*** INPUT DATA Section Begins ***
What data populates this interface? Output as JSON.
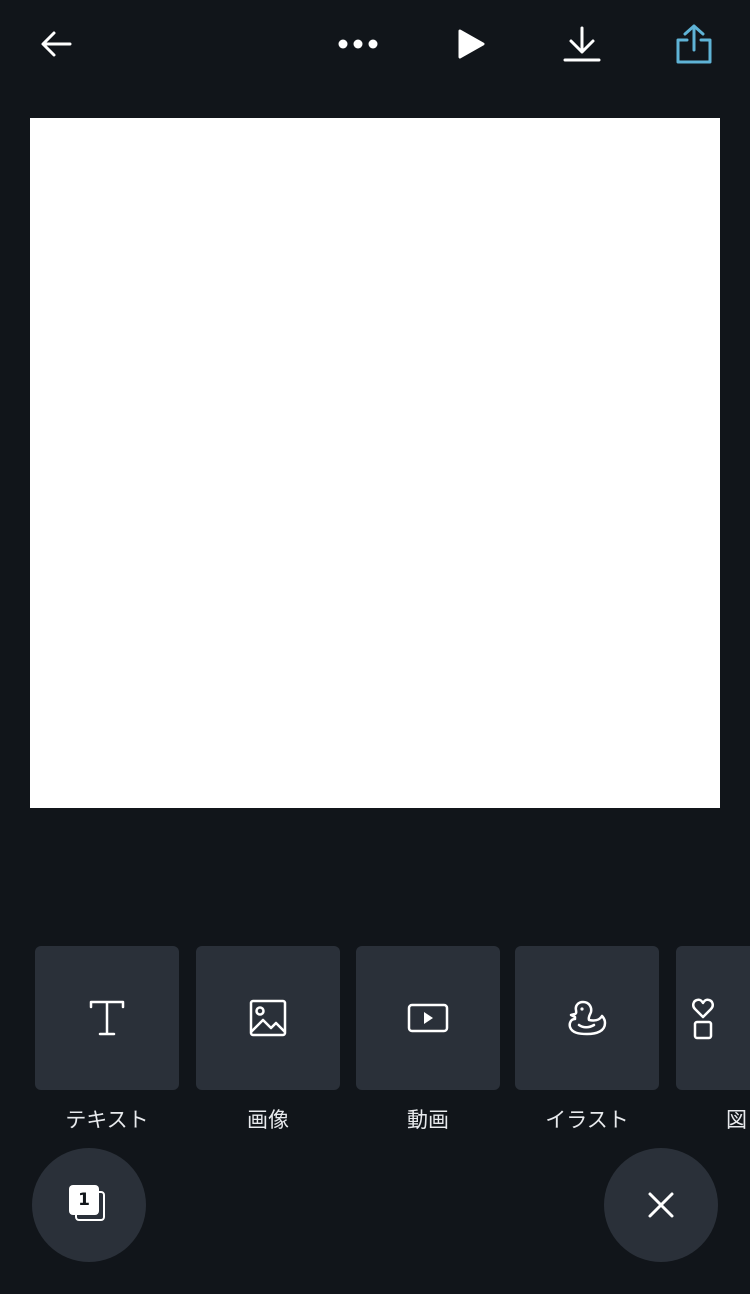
{
  "toolbar": {
    "back_icon": "arrow-left-icon",
    "more_icon": "more-horizontal-icon",
    "play_icon": "play-icon",
    "download_icon": "download-icon",
    "share_icon": "share-icon",
    "share_color": "#5fb3d6"
  },
  "canvas": {
    "background": "#ffffff"
  },
  "tray": {
    "items": [
      {
        "label": "テキスト",
        "icon": "text-icon"
      },
      {
        "label": "画像",
        "icon": "image-icon"
      },
      {
        "label": "動画",
        "icon": "video-icon"
      },
      {
        "label": "イラスト",
        "icon": "duck-icon"
      },
      {
        "label": "図",
        "icon": "shapes-icon"
      }
    ]
  },
  "bottom": {
    "page_count": "1",
    "pages_icon": "pages-icon",
    "close_icon": "close-icon"
  },
  "colors": {
    "background": "#11151a",
    "tile": "#2a3039",
    "accent": "#5fb3d6"
  }
}
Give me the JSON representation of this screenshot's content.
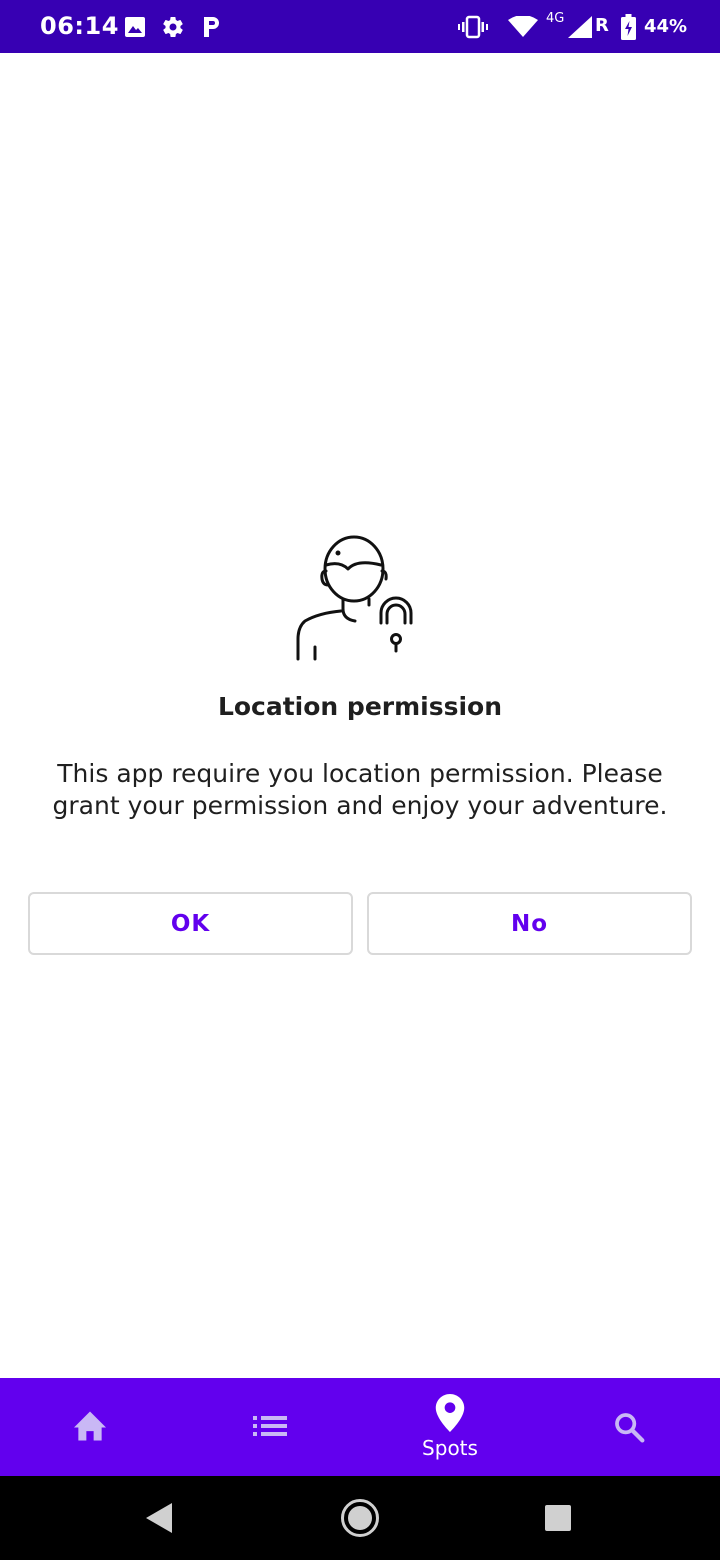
{
  "status_bar": {
    "time": "06:14",
    "network_type": "4G",
    "roaming": "R",
    "battery": "44%",
    "icons": [
      "image-icon",
      "gear-icon",
      "parking-icon",
      "vibrate-icon",
      "wifi-icon",
      "signal-icon",
      "battery-icon"
    ]
  },
  "dialog": {
    "icon": "user-lock-icon",
    "title": "Location permission",
    "message": "This app require you location permission. Please grant your permission and enjoy your adventure.",
    "ok_label": "OK",
    "no_label": "No"
  },
  "bottom_nav": {
    "items": [
      {
        "icon": "home-icon",
        "label": ""
      },
      {
        "icon": "list-icon",
        "label": ""
      },
      {
        "icon": "location-pin-icon",
        "label": "Spots"
      },
      {
        "icon": "search-icon",
        "label": ""
      }
    ],
    "selected_index": 2
  },
  "colors": {
    "status_bar": "#3700B3",
    "primary": "#6200EE",
    "nav_inactive": "#C9B8F5",
    "text": "#1f1f1f"
  }
}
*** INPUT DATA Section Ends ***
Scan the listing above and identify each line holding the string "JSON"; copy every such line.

** REPLY **
What data populates this interface? Output as JSON.
Give me the JSON representation of this screenshot's content.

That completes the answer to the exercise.